» WHAT YOU WILL DO
Every line of the data should be retyped with no difference from the original.
....
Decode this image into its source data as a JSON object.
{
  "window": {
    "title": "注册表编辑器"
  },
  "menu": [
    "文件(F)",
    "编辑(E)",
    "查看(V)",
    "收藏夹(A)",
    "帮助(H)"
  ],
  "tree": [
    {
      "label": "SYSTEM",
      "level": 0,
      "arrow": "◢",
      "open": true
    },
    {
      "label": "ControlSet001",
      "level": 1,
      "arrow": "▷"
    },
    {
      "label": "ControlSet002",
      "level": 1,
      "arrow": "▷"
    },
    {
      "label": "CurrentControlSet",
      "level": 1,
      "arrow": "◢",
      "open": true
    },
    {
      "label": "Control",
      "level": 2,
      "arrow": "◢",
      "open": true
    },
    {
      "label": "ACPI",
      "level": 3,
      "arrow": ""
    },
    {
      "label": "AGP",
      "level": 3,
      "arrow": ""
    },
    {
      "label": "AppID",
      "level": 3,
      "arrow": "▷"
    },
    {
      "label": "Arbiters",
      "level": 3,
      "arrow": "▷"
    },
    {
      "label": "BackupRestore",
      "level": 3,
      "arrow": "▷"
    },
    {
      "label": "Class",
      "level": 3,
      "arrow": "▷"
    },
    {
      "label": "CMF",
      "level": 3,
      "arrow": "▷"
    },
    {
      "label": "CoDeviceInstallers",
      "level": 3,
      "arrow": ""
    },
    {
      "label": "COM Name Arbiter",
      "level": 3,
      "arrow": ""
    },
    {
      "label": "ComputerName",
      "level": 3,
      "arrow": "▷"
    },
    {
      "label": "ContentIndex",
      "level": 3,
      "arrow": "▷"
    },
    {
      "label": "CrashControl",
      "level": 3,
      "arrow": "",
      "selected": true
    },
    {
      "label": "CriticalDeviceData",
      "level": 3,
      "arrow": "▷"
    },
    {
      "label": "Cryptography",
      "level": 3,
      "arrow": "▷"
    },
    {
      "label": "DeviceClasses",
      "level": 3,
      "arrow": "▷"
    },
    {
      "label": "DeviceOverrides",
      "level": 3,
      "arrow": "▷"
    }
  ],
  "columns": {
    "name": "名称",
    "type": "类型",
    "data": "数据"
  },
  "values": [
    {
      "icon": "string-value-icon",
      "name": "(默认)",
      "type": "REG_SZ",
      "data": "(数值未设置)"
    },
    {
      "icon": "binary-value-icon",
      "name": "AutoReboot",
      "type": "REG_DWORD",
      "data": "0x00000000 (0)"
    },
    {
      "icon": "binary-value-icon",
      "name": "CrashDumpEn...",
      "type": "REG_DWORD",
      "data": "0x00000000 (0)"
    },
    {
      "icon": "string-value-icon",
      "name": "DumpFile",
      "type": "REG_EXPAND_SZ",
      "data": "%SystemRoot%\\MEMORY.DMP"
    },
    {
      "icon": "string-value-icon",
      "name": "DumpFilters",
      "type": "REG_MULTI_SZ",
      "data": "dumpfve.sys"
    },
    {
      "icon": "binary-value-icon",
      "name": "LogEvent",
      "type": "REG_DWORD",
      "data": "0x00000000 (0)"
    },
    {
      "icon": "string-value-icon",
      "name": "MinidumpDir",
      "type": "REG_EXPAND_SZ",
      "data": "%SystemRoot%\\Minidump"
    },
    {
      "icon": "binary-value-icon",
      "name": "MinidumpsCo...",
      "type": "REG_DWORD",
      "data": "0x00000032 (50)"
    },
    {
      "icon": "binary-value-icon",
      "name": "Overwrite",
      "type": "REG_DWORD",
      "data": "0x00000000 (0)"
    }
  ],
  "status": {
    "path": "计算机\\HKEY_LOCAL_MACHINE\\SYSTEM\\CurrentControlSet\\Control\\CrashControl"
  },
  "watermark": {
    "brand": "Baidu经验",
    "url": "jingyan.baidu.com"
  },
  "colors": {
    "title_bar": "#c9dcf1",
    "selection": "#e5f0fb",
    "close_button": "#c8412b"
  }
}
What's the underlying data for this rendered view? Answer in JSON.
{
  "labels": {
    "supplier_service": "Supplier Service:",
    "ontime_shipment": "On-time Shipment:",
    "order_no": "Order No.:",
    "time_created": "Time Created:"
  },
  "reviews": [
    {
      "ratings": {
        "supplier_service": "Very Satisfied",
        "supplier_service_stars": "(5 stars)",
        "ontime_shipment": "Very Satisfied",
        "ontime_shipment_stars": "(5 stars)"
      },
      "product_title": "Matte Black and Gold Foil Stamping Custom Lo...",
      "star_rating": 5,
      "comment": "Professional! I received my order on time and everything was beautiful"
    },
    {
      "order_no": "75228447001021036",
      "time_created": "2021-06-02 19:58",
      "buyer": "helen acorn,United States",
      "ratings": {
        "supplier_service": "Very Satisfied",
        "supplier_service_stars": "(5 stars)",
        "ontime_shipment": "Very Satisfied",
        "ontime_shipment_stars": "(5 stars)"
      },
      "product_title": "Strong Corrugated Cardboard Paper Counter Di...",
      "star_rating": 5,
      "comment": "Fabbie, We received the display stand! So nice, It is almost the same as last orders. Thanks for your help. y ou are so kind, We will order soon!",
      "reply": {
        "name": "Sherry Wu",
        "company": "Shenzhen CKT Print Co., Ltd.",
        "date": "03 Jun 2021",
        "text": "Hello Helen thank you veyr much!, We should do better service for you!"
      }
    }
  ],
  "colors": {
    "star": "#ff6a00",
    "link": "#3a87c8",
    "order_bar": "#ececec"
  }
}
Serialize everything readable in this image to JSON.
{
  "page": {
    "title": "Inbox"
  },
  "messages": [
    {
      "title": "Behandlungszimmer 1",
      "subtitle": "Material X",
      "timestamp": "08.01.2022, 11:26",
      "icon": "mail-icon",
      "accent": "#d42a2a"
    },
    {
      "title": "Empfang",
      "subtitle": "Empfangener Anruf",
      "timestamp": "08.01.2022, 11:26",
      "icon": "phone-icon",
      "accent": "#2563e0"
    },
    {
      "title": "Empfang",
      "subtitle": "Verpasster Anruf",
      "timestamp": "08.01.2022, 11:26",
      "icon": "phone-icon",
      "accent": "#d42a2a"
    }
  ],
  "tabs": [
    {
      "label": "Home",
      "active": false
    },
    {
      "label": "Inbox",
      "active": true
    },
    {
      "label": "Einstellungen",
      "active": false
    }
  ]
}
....
» WRITTEN ANSWER
Decode this image into its source data as a JSON object.
{
  "window": {
    "title": "注册表编辑器"
  },
  "menu": [
    "文件(F)",
    "编辑(E)",
    "查看(V)",
    "收藏夹(A)",
    "帮助(H)"
  ],
  "tree": [
    {
      "label": "SYSTEM",
      "level": 0,
      "arrow": "◢",
      "open": true
    },
    {
      "label": "ControlSet001",
      "level": 1,
      "arrow": "▷"
    },
    {
      "label": "ControlSet002",
      "level": 1,
      "arrow": "▷"
    },
    {
      "label": "CurrentControlSet",
      "level": 1,
      "arrow": "◢",
      "open": true
    },
    {
      "label": "Control",
      "level": 2,
      "arrow": "◢",
      "open": true
    },
    {
      "label": "ACPI",
      "level": 3,
      "arrow": ""
    },
    {
      "label": "AGP",
      "level": 3,
      "arrow": ""
    },
    {
      "label": "AppID",
      "level": 3,
      "arrow": "▷"
    },
    {
      "label": "Arbiters",
      "level": 3,
      "arrow": "▷"
    },
    {
      "label": "BackupRestore",
      "level": 3,
      "arrow": "▷"
    },
    {
      "label": "Class",
      "level": 3,
      "arrow": "▷"
    },
    {
      "label": "CMF",
      "level": 3,
      "arrow": "▷"
    },
    {
      "label": "CoDeviceInstallers",
      "level": 3,
      "arrow": ""
    },
    {
      "label": "COM Name Arbiter",
      "level": 3,
      "arrow": ""
    },
    {
      "label": "ComputerName",
      "level": 3,
      "arrow": "▷"
    },
    {
      "label": "ContentIndex",
      "level": 3,
      "arrow": "▷"
    },
    {
      "label": "CrashControl",
      "level": 3,
      "arrow": "",
      "selected": true
    },
    {
      "label": "CriticalDeviceData",
      "level": 3,
      "arrow": "▷"
    },
    {
      "label": "Cryptography",
      "level": 3,
      "arrow": "▷"
    },
    {
      "label": "DeviceClasses",
      "level": 3,
      "arrow": "▷"
    },
    {
      "label": "DeviceOverrides",
      "level": 3,
      "arrow": "▷"
    }
  ],
  "columns": {
    "name": "名称",
    "type": "类型",
    "data": "数据"
  },
  "values": [
    {
      "icon": "string-value-icon",
      "name": "(默认)",
      "type": "REG_SZ",
      "data": "(数值未设置)"
    },
    {
      "icon": "binary-value-icon",
      "name": "AutoReboot",
      "type": "REG_DWORD",
      "data": "0x00000000 (0)"
    },
    {
      "icon": "binary-value-icon",
      "name": "CrashDumpEn...",
      "type": "REG_DWORD",
      "data": "0x00000000 (0)"
    },
    {
      "icon": "string-value-icon",
      "name": "DumpFile",
      "type": "REG_EXPAND_SZ",
      "data": "%SystemRoot%\\MEMORY.DMP"
    },
    {
      "icon": "string-value-icon",
      "name": "DumpFilters",
      "type": "REG_MULTI_SZ",
      "data": "dumpfve.sys"
    },
    {
      "icon": "binary-value-icon",
      "name": "LogEvent",
      "type": "REG_DWORD",
      "data": "0x00000000 (0)"
    },
    {
      "icon": "string-value-icon",
      "name": "MinidumpDir",
      "type": "REG_EXPAND_SZ",
      "data": "%SystemRoot%\\Minidump"
    },
    {
      "icon": "binary-value-icon",
      "name": "MinidumpsCo...",
      "type": "REG_DWORD",
      "data": "0x00000032 (50)"
    },
    {
      "icon": "binary-value-icon",
      "name": "Overwrite",
      "type": "REG_DWORD",
      "data": "0x00000000 (0)"
    }
  ],
  "status": {
    "path": "计算机\\HKEY_LOCAL_MACHINE\\SYSTEM\\CurrentControlSet\\Control\\CrashControl"
  },
  "watermark": {
    "brand": "Baidu经验",
    "url": "jingyan.baidu.com"
  },
  "colors": {
    "title_bar": "#c9dcf1",
    "selection": "#e5f0fb",
    "close_button": "#c8412b"
  }
}
What's the underlying data for this rendered view? Answer in JSON.
{
  "labels": {
    "supplier_service": "Supplier Service:",
    "ontime_shipment": "On-time Shipment:",
    "order_no": "Order No.:",
    "time_created": "Time Created:"
  },
  "reviews": [
    {
      "ratings": {
        "supplier_service": "Very Satisfied",
        "supplier_service_stars": "(5 stars)",
        "ontime_shipment": "Very Satisfied",
        "ontime_shipment_stars": "(5 stars)"
      },
      "product_title": "Matte Black and Gold Foil Stamping Custom Lo...",
      "star_rating": 5,
      "comment": "Professional! I received my order on time and everything was beautiful"
    },
    {
      "order_no": "75228447001021036",
      "time_created": "2021-06-02 19:58",
      "buyer": "helen acorn,United States",
      "ratings": {
        "supplier_service": "Very Satisfied",
        "supplier_service_stars": "(5 stars)",
        "ontime_shipment": "Very Satisfied",
        "ontime_shipment_stars": "(5 stars)"
      },
      "product_title": "Strong Corrugated Cardboard Paper Counter Di...",
      "star_rating": 5,
      "comment": "Fabbie, We received the display stand! So nice, It is almost the same as last orders. Thanks for your help. y ou are so kind, We will order soon!",
      "reply": {
        "name": "Sherry Wu",
        "company": "Shenzhen CKT Print Co., Ltd.",
        "date": "03 Jun 2021",
        "text": "Hello Helen thank you veyr much!, We should do better service for you!"
      }
    }
  ],
  "colors": {
    "star": "#ff6a00",
    "link": "#3a87c8",
    "order_bar": "#ececec"
  }
}
Serialize everything readable in this image to JSON.
{
  "page": {
    "title": "Inbox"
  },
  "messages": [
    {
      "title": "Behandlungszimmer 1",
      "subtitle": "Material X",
      "timestamp": "08.01.2022, 11:26",
      "icon": "mail-icon",
      "accent": "#d42a2a"
    },
    {
      "title": "Empfang",
      "subtitle": "Empfangener Anruf",
      "timestamp": "08.01.2022, 11:26",
      "icon": "phone-icon",
      "accent": "#2563e0"
    },
    {
      "title": "Empfang",
      "subtitle": "Verpasster Anruf",
      "timestamp": "08.01.2022, 11:26",
      "icon": "phone-icon",
      "accent": "#d42a2a"
    }
  ],
  "tabs": [
    {
      "label": "Home",
      "active": false
    },
    {
      "label": "Inbox",
      "active": true
    },
    {
      "label": "Einstellungen",
      "active": false
    }
  ]
}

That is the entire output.